- It also can cause a serious “form and operation” problem with the plan document: just about every 403(b) plan document I've looked at blindly incorporates Code Section 401(k)’s “small amount” distribution terms into the plan. This term virtually always mandates the distribution and rollover of those amounts, as Section 401(a)(31) requires that the employer have no discretion in making the distribution if the term is in the document. However, the inability to force the distribution causes an operational failure, which can only be fixed by plan amendment-meaning a submission to EPCRS.
This really means that you need look to an entirely different method other than Section 401(a)(31) to manage these small amounts, to the extent that there is no employer ability to force a cash distribution from a contract.
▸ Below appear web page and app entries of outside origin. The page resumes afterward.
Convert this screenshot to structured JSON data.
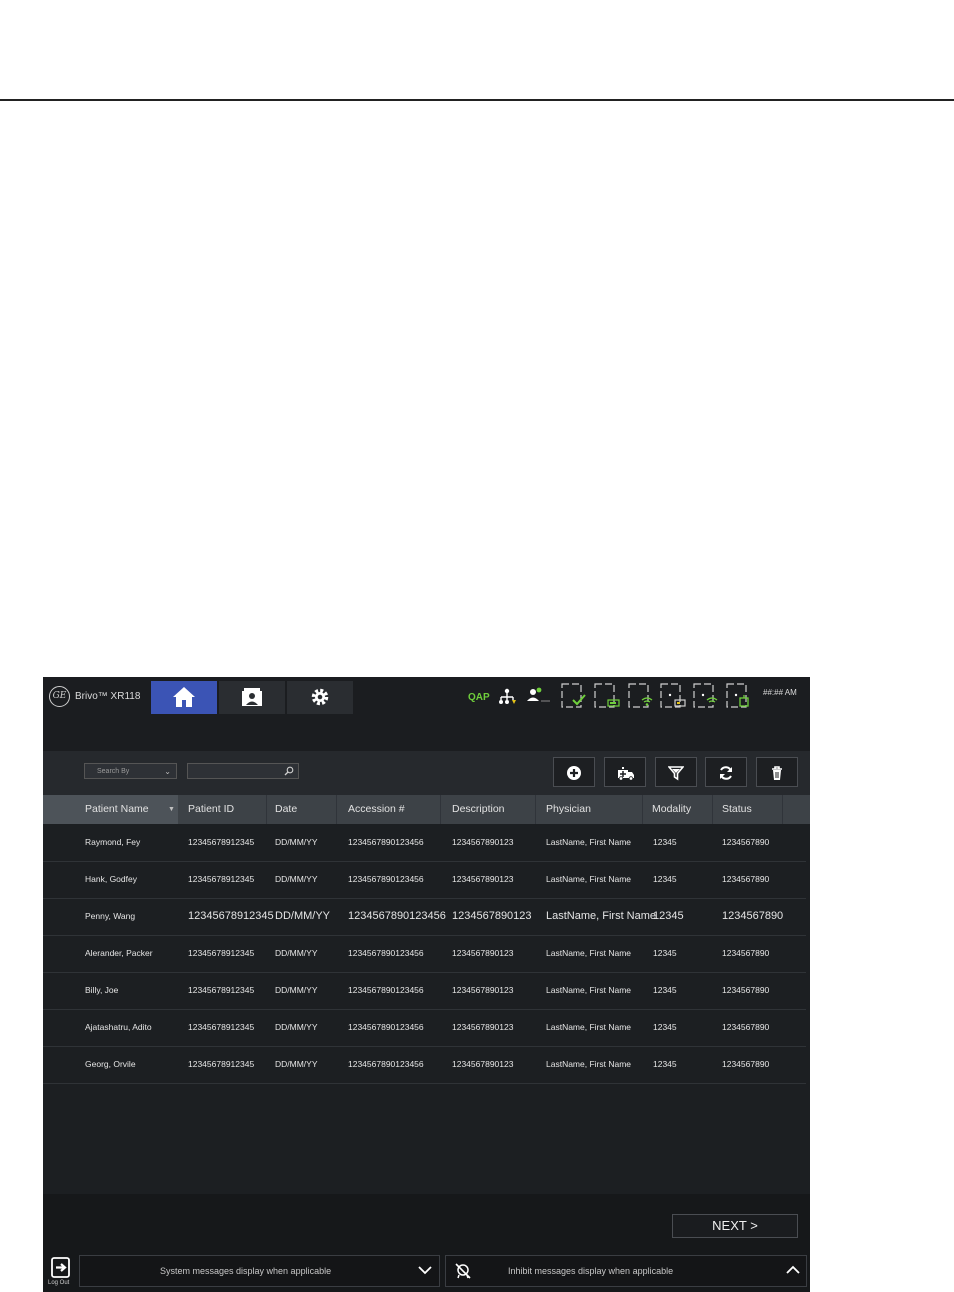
{
  "app": {
    "logo": "GE",
    "product_name": "Brivo™ XR118",
    "status": {
      "qap": "QAP",
      "clock": "##:## AM"
    },
    "nav_tabs": [
      {
        "name": "home",
        "icon": "home-icon"
      },
      {
        "name": "patient-worklist",
        "icon": "patient-card-icon"
      },
      {
        "name": "settings",
        "icon": "gear-icon"
      }
    ],
    "toolbar": {
      "search_by": "Search By",
      "search_value": "",
      "buttons": [
        "add-icon",
        "ambulance-icon",
        "filter-icon",
        "refresh-icon",
        "trash-icon"
      ]
    },
    "table": {
      "columns": [
        "Patient Name",
        "Patient ID",
        "Date",
        "Accession #",
        "Description",
        "Physician",
        "Modality",
        "Status"
      ],
      "rows": [
        [
          "Raymond, Fey",
          "12345678912345",
          "DD/MM/YY",
          "1234567890123456",
          "1234567890123",
          "LastName, First Name",
          "12345",
          "1234567890"
        ],
        [
          "Hank, Godfey",
          "12345678912345",
          "DD/MM/YY",
          "1234567890123456",
          "1234567890123",
          "LastName, First Name",
          "12345",
          "1234567890"
        ],
        [
          "Penny, Wang",
          "12345678912345",
          "DD/MM/YY",
          "1234567890123456",
          "1234567890123",
          "LastName, First Name",
          "12345",
          "1234567890"
        ],
        [
          "Alerander, Packer",
          "12345678912345",
          "DD/MM/YY",
          "1234567890123456",
          "1234567890123",
          "LastName, First Name",
          "12345",
          "1234567890"
        ],
        [
          "Billy, Joe",
          "12345678912345",
          "DD/MM/YY",
          "1234567890123456",
          "1234567890123",
          "LastName, First Name",
          "12345",
          "1234567890"
        ],
        [
          "Ajatashatru, Adito",
          "12345678912345",
          "DD/MM/YY",
          "1234567890123456",
          "1234567890123",
          "LastName, First Name",
          "12345",
          "1234567890"
        ],
        [
          "Georg, Orvile",
          "12345678912345",
          "DD/MM/YY",
          "1234567890123456",
          "1234567890123",
          "LastName, First Name",
          "12345",
          "1234567890"
        ]
      ]
    },
    "footer": {
      "next_label": "NEXT >",
      "logout_label": "Log Out",
      "system_messages": "System messages display when applicable",
      "inhibit_messages": "Inhibit messages display when applicable"
    },
    "colors": {
      "accent": "#3b54b5",
      "status_green": "#6fcf3b"
    }
  }
}
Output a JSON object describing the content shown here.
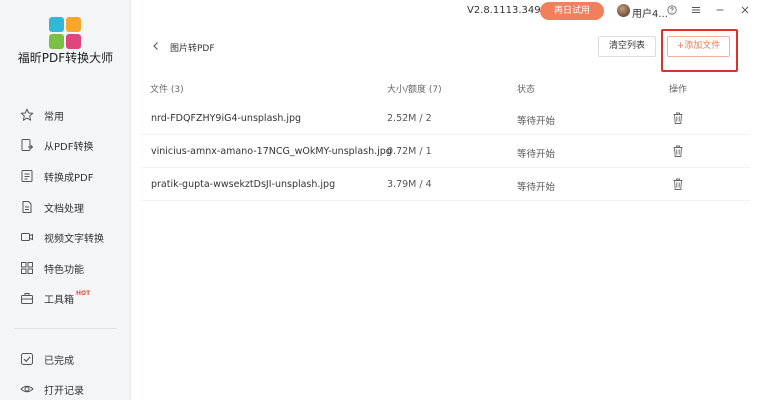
{
  "app": {
    "title": "福昕PDF转换大师",
    "version": "V2.8.1113.349",
    "trial_button": "再日试用",
    "user_name": "用户4...",
    "logo_colors": [
      "#31b7d8",
      "#f5a62b",
      "#7ac043",
      "#e0457d"
    ]
  },
  "sidebar": {
    "items": [
      {
        "label": "常用",
        "icon": "star-icon"
      },
      {
        "label": "从PDF转换",
        "icon": "pdf-convert-icon"
      },
      {
        "label": "转换成PDF",
        "icon": "to-pdf-icon"
      },
      {
        "label": "文档处理",
        "icon": "document-icon"
      },
      {
        "label": "视频文字转换",
        "icon": "video-icon"
      },
      {
        "label": "特色功能",
        "icon": "grid-icon"
      },
      {
        "label": "工具箱",
        "icon": "toolbox-icon",
        "badge": "HOT"
      }
    ],
    "bottom_items": [
      {
        "label": "已完成",
        "icon": "check-icon"
      },
      {
        "label": "打开记录",
        "icon": "eye-icon"
      }
    ]
  },
  "page": {
    "title": "图片转PDF",
    "clear_button": "清空列表",
    "add_button": "+添加文件"
  },
  "table": {
    "headers": {
      "file": "文件 (3)",
      "size": "大小/额度 (7)",
      "status": "状态",
      "actions": "操作"
    },
    "rows": [
      {
        "name": "nrd-FDQFZHY9iG4-unsplash.jpg",
        "size": "2.52M / 2",
        "status": "等待开始"
      },
      {
        "name": "vinicius-amnx-amano-17NCG_wOkMY-unsplash.jpg",
        "size": "0.72M / 1",
        "status": "等待开始"
      },
      {
        "name": "pratik-gupta-wwsekztDsJI-unsplash.jpg",
        "size": "3.79M / 4",
        "status": "等待开始"
      }
    ]
  },
  "colors": {
    "accent": "#f07f5c",
    "highlight": "#d8332c",
    "sidebar_bg": "#f4f5f7"
  }
}
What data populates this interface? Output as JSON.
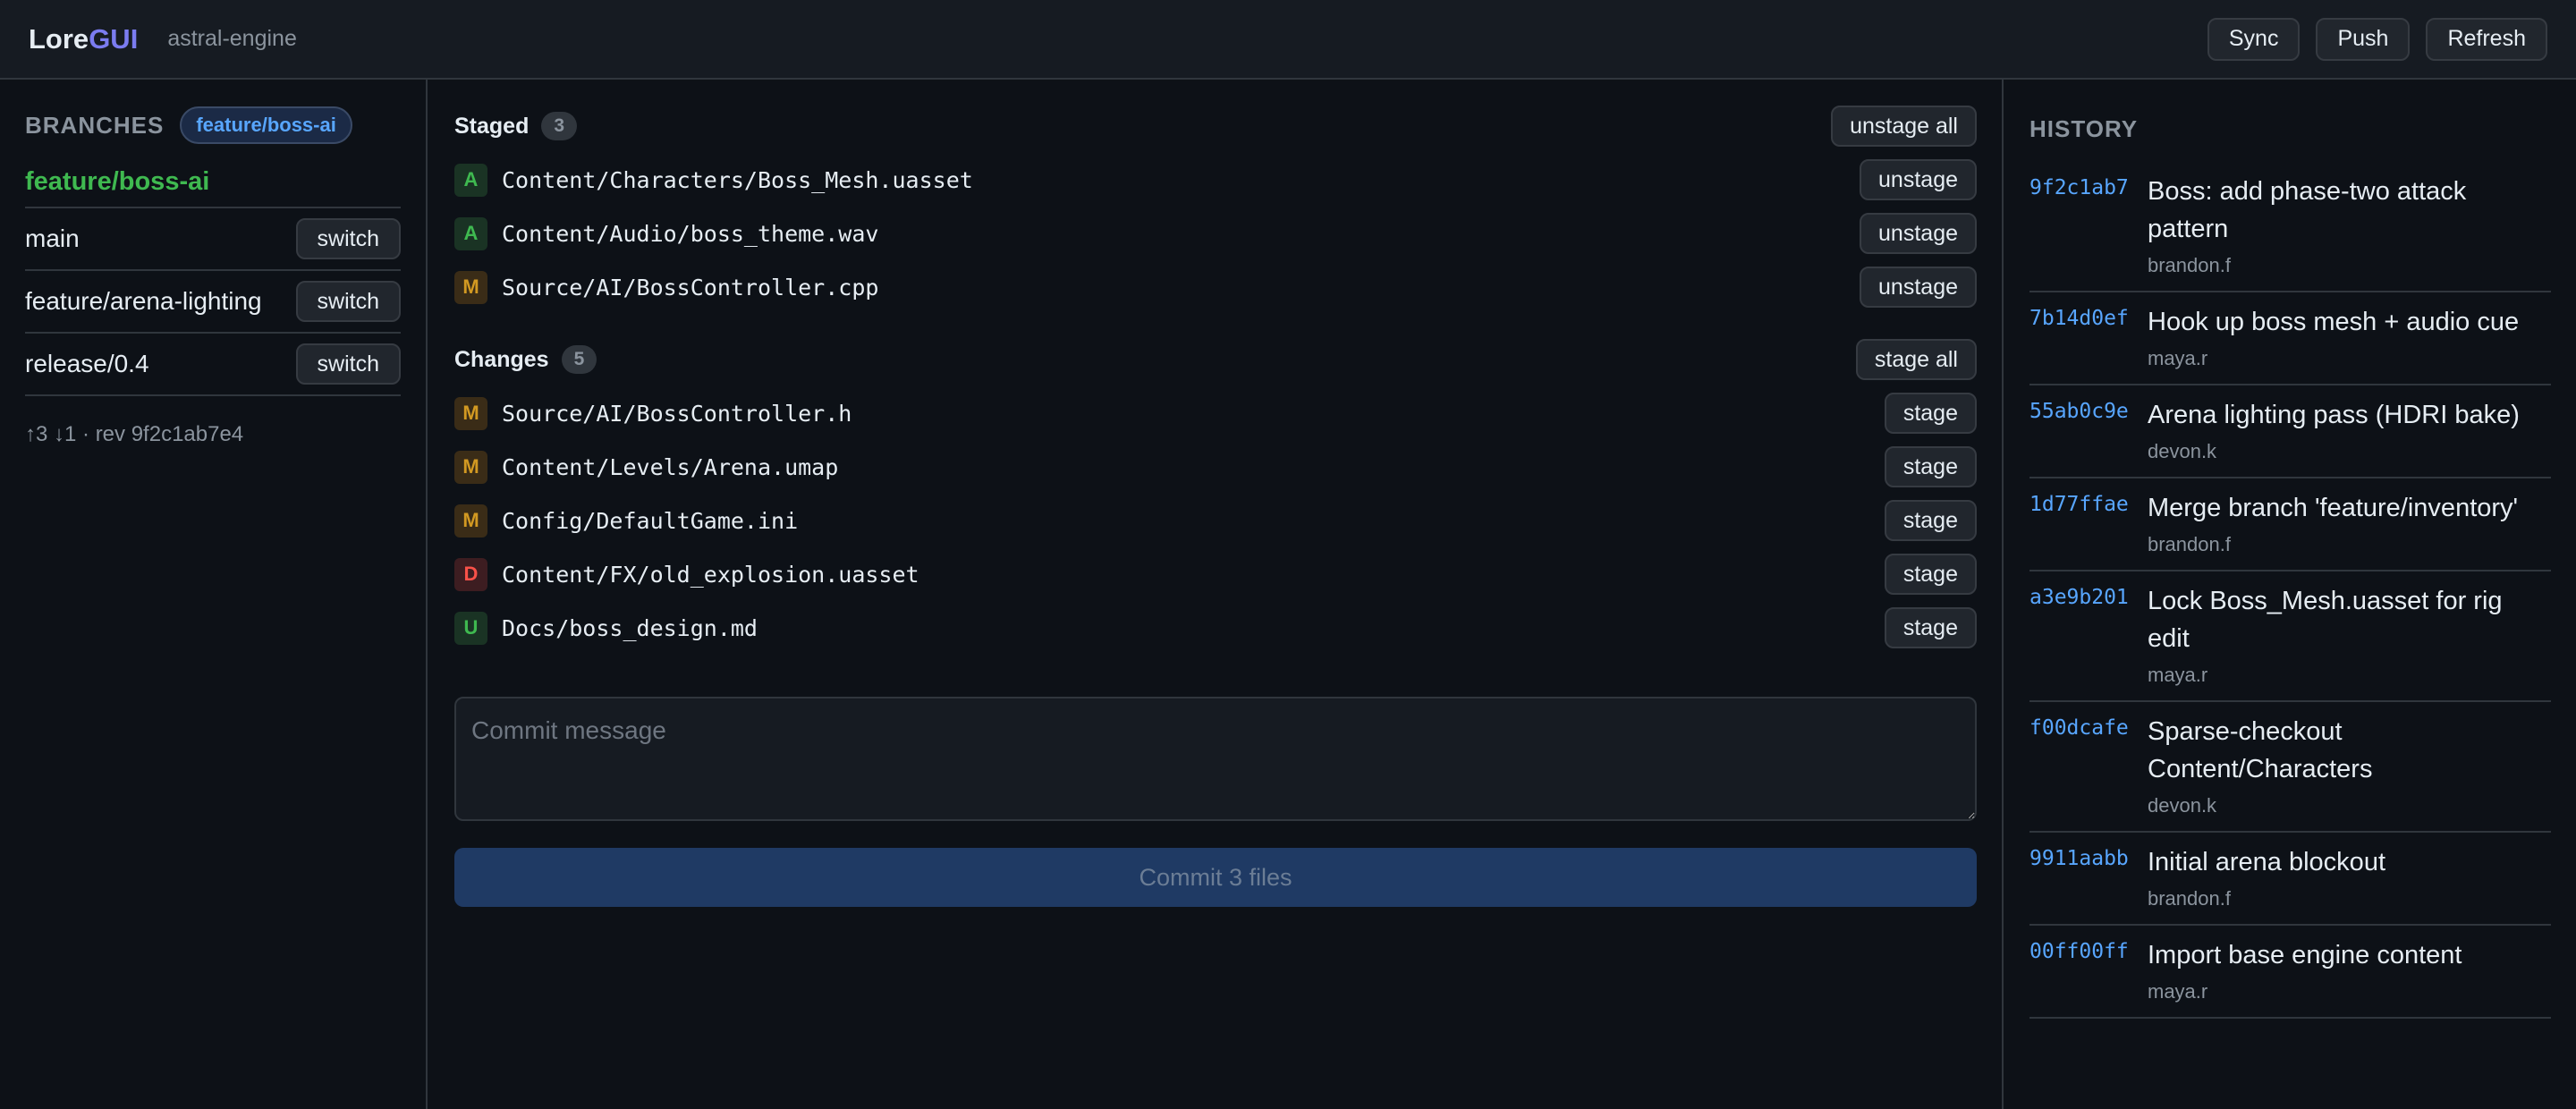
{
  "app": {
    "name_main": "Lore",
    "name_accent": "GUI",
    "repo": "astral-engine"
  },
  "topbar": {
    "sync_label": "Sync",
    "push_label": "Push",
    "refresh_label": "Refresh"
  },
  "branches": {
    "title": "BRANCHES",
    "current_pill": "feature/boss-ai",
    "current": "feature/boss-ai",
    "switch_label": "switch",
    "others": [
      "main",
      "feature/arena-lighting",
      "release/0.4"
    ],
    "rev_info": "↑3 ↓1 · rev 9f2c1ab7e4"
  },
  "staged": {
    "title": "Staged",
    "count": "3",
    "action_all": "unstage all",
    "action": "unstage",
    "files": [
      {
        "status": "A",
        "path": "Content/Characters/Boss_Mesh.uasset"
      },
      {
        "status": "A",
        "path": "Content/Audio/boss_theme.wav"
      },
      {
        "status": "M",
        "path": "Source/AI/BossController.cpp"
      }
    ]
  },
  "changes": {
    "title": "Changes",
    "count": "5",
    "action_all": "stage all",
    "action": "stage",
    "files": [
      {
        "status": "M",
        "path": "Source/AI/BossController.h"
      },
      {
        "status": "M",
        "path": "Content/Levels/Arena.umap"
      },
      {
        "status": "M",
        "path": "Config/DefaultGame.ini"
      },
      {
        "status": "D",
        "path": "Content/FX/old_explosion.uasset"
      },
      {
        "status": "U",
        "path": "Docs/boss_design.md"
      }
    ]
  },
  "commit": {
    "placeholder": "Commit message",
    "button_label": "Commit 3 files"
  },
  "history": {
    "title": "HISTORY",
    "items": [
      {
        "hash": "9f2c1ab7",
        "message": "Boss: add phase-two attack pattern",
        "author": "brandon.f"
      },
      {
        "hash": "7b14d0ef",
        "message": "Hook up boss mesh + audio cue",
        "author": "maya.r"
      },
      {
        "hash": "55ab0c9e",
        "message": "Arena lighting pass (HDRI bake)",
        "author": "devon.k"
      },
      {
        "hash": "1d77ffae",
        "message": "Merge branch 'feature/inventory'",
        "author": "brandon.f"
      },
      {
        "hash": "a3e9b201",
        "message": "Lock Boss_Mesh.uasset for rig edit",
        "author": "maya.r"
      },
      {
        "hash": "f00dcafe",
        "message": "Sparse-checkout Content/Characters",
        "author": "devon.k"
      },
      {
        "hash": "9911aabb",
        "message": "Initial arena blockout",
        "author": "brandon.f"
      },
      {
        "hash": "00ff00ff",
        "message": "Import base engine content",
        "author": "maya.r"
      }
    ]
  },
  "colors": {
    "background": "#0d1117",
    "panel": "#161b22",
    "accent_logo": "#7b7cf0",
    "branch_current": "#3fb950",
    "hash": "#58a6ff",
    "status_added": "#3fb950",
    "status_modified": "#d29922",
    "status_deleted": "#f85149",
    "commit_button": "#1f3a64"
  }
}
That method would be to “distribute” those small annuity contracts from the plan as an “in-kind” distribution, not as a mandatory roll-over under Section 401(a)(31)(B). Because the distribution of an annuity contract is not (and really cannot be) a rollover, Section 401(a)(31)(B) can’t work.
The analysis is an interesting one. You start with the basic premise: forcing the small distribution from a plan before retirement age is generally not permitted without a statutory exception. For ERISA purposes, ERISA Section 203(e) covers this. It specifically permits the mandatory distribution of an accrued benefit of less than $5,000. ERISA does not require the distribution to be in cash, nor that it be accomplished through a rollover. This means that it is permissible to force an in-kind distribution of a “small” annuity contract from the plan under ERISA.
For tax Code purposes, we rely upon one of the basic differences between Sections 401(a) and 403(b): though Section 411(a)(11)(A) prohibits a forced distribution (except, as a practical matter, as provided under Section 401(a)(31)), Section 411 does not apply to 403(b) plans. Section 403(b)(1)(C), on the other hand, only requires that “the employees’ rights under the contract are nonforfeitable.” Any individual 403(b) annuity contract (or custodial account, for that matter) must be, by its terms, nonforfeitable in order to qualify as a 403(b) annuity contract.
Therefore, making a distribution of a small annuity contract is a viable alternative to Section 401(a)(31). Note that ERISA Section 203(e) will not apply to governmental and church 403(b)plans — which also raises the possibility of forcing out larger amounts. You do not save on the Form 5500 and audit fees (there are none), but it offers some interesting planning opportunities for plan sponsors.
There are a few details to make this all work, of course, (for example, a plan document would want both Section 401(a)(31) and the above machination) and the IRS is still resisting treating custodial accounts as annuity contracts for distribution purposes. But at least the rules are forcing us to take a fresh look at rules for which we have otherwise fallen into “conventional wisdom” in our dealings.
Robert Toth is Principal, Law Office of Robert J. Toth, Jr., LLC.